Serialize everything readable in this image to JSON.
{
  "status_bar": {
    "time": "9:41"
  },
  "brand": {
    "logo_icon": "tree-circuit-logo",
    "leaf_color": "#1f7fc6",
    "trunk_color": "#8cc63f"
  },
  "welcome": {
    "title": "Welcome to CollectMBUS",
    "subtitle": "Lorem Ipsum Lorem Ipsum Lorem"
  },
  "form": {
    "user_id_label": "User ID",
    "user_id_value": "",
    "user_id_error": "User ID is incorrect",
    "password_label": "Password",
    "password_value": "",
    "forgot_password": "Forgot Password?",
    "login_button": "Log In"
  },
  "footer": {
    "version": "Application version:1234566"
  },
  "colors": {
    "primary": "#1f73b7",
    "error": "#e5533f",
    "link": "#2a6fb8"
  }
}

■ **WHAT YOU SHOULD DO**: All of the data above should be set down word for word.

■ **WRITTEN RESPONSE**:
Serialize everything readable in this image to JSON.
{
  "status_bar": {
    "time": "9:41"
  },
  "brand": {
    "logo_icon": "tree-circuit-logo",
    "leaf_color": "#1f7fc6",
    "trunk_color": "#8cc63f"
  },
  "welcome": {
    "title": "Welcome to CollectMBUS",
    "subtitle": "Lorem Ipsum Lorem Ipsum Lorem"
  },
  "form": {
    "user_id_label": "User ID",
    "user_id_value": "",
    "user_id_error": "User ID is incorrect",
    "password_label": "Password",
    "password_value": "",
    "forgot_password": "Forgot Password?",
    "login_button": "Log In"
  },
  "footer": {
    "version": "Application version:1234566"
  },
  "colors": {
    "primary": "#1f73b7",
    "error": "#e5533f",
    "link": "#2a6fb8"
  }
}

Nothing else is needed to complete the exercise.